(Data section Opens)
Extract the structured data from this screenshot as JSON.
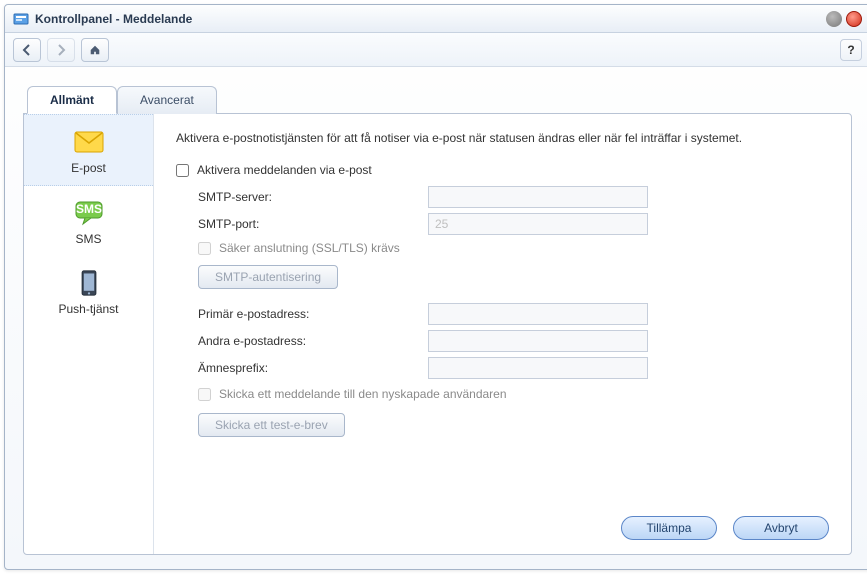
{
  "window": {
    "title": "Kontrollpanel - Meddelande"
  },
  "tabs": {
    "general": "Allmänt",
    "advanced": "Avancerat"
  },
  "sidebar": {
    "email": "E-post",
    "sms": "SMS",
    "push": "Push-tjänst"
  },
  "main": {
    "intro": "Aktivera e-postnotistjänsten för att få notiser via e-post när statusen ändras eller när fel inträffar i systemet.",
    "enable_email": "Aktivera meddelanden via e-post",
    "smtp_server": "SMTP-server:",
    "smtp_port": "SMTP-port:",
    "smtp_port_value": "25",
    "ssl_required": "Säker anslutning (SSL/TLS) krävs",
    "smtp_auth_btn": "SMTP-autentisering",
    "primary_email": "Primär e-postadress:",
    "secondary_email": "Andra e-postadress:",
    "subject_prefix": "Ämnesprefix:",
    "send_new_user": "Skicka ett meddelande till den nyskapade användaren",
    "test_mail_btn": "Skicka ett test-e-brev"
  },
  "buttons": {
    "apply": "Tillämpa",
    "cancel": "Avbryt"
  }
}
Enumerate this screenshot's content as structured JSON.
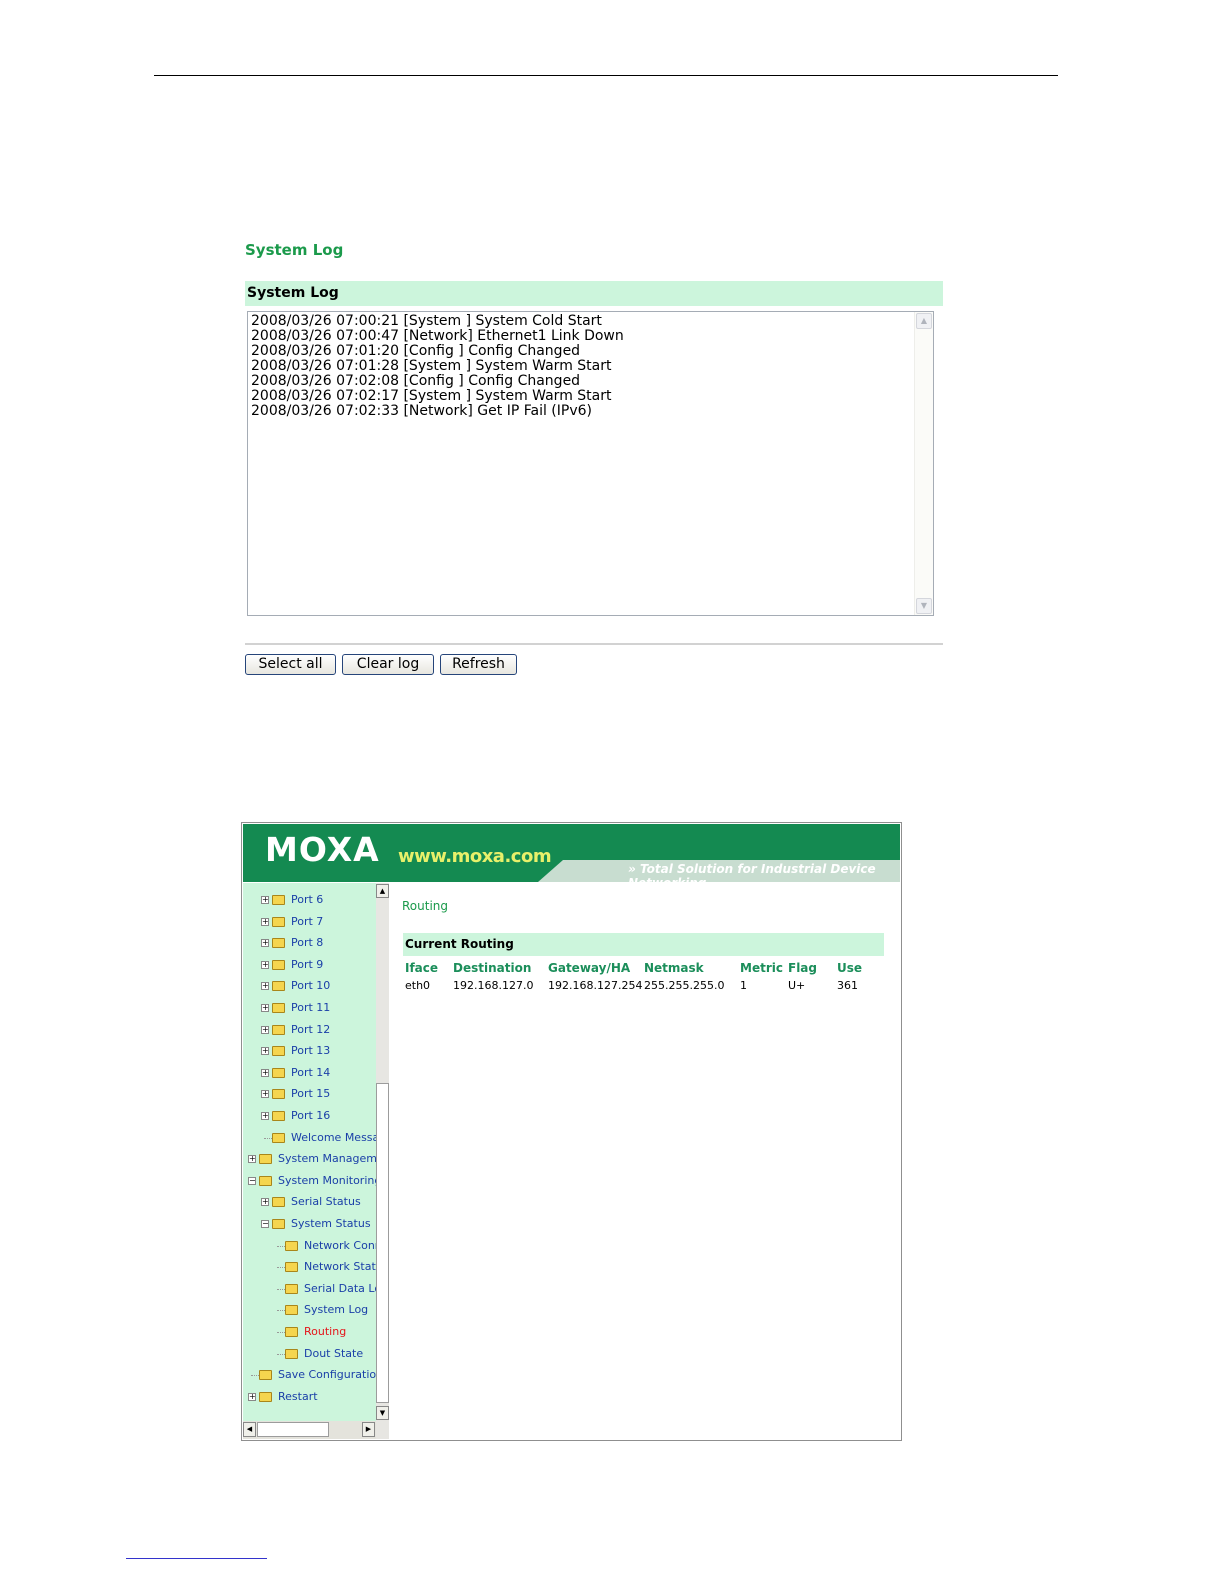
{
  "system_log": {
    "page_title": "System Log",
    "panel_header": "System Log",
    "entries": [
      "2008/03/26 07:00:21 [System ] System Cold Start",
      "2008/03/26 07:00:47 [Network] Ethernet1 Link Down",
      "2008/03/26 07:01:20 [Config ] Config Changed",
      "2008/03/26 07:01:28 [System ] System Warm Start",
      "2008/03/26 07:02:08 [Config ] Config Changed",
      "2008/03/26 07:02:17 [System ] System Warm Start",
      "2008/03/26 07:02:33 [Network] Get IP Fail (IPv6)"
    ],
    "buttons": {
      "select_all": "Select all",
      "clear_log": "Clear log",
      "refresh": "Refresh"
    }
  },
  "moxa": {
    "logo": "MOXA",
    "url": "www.moxa.com",
    "tagline": "Total Solution for Industrial Device Networking",
    "sidebar": [
      {
        "label": "Port 6",
        "level": 1,
        "expander": "+"
      },
      {
        "label": "Port 7",
        "level": 1,
        "expander": "+"
      },
      {
        "label": "Port 8",
        "level": 1,
        "expander": "+"
      },
      {
        "label": "Port 9",
        "level": 1,
        "expander": "+"
      },
      {
        "label": "Port 10",
        "level": 1,
        "expander": "+"
      },
      {
        "label": "Port 11",
        "level": 1,
        "expander": "+"
      },
      {
        "label": "Port 12",
        "level": 1,
        "expander": "+"
      },
      {
        "label": "Port 13",
        "level": 1,
        "expander": "+"
      },
      {
        "label": "Port 14",
        "level": 1,
        "expander": "+"
      },
      {
        "label": "Port 15",
        "level": 1,
        "expander": "+"
      },
      {
        "label": "Port 16",
        "level": 1,
        "expander": "+"
      },
      {
        "label": "Welcome Messag",
        "level": 1,
        "expander": ""
      },
      {
        "label": "System Managemer",
        "level": 0,
        "expander": "+"
      },
      {
        "label": "System Monitoring",
        "level": 0,
        "expander": "-"
      },
      {
        "label": "Serial Status",
        "level": 1,
        "expander": "+"
      },
      {
        "label": "System Status",
        "level": 1,
        "expander": "-"
      },
      {
        "label": "Network Conne",
        "level": 2,
        "expander": ""
      },
      {
        "label": "Network Statis",
        "level": 2,
        "expander": ""
      },
      {
        "label": "Serial Data Log",
        "level": 2,
        "expander": ""
      },
      {
        "label": "System Log",
        "level": 2,
        "expander": ""
      },
      {
        "label": "Routing",
        "level": 2,
        "expander": "",
        "active": true
      },
      {
        "label": "Dout State",
        "level": 2,
        "expander": ""
      },
      {
        "label": "Save Configuration",
        "level": 0,
        "expander": ""
      },
      {
        "label": "Restart",
        "level": 0,
        "expander": "+"
      }
    ],
    "routing": {
      "title": "Routing",
      "header": "Current Routing",
      "columns": [
        "Iface",
        "Destination",
        "Gateway/HA",
        "Netmask",
        "Metric",
        "Flag",
        "Use"
      ],
      "rows": [
        [
          "eth0",
          "192.168.127.0",
          "192.168.127.254",
          "255.255.255.0",
          "1",
          "U+",
          "361"
        ]
      ]
    }
  }
}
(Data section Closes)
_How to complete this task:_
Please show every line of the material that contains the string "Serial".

_Solution to this task:_
        "label": "Serial Status",
        "label": "Serial Data Log",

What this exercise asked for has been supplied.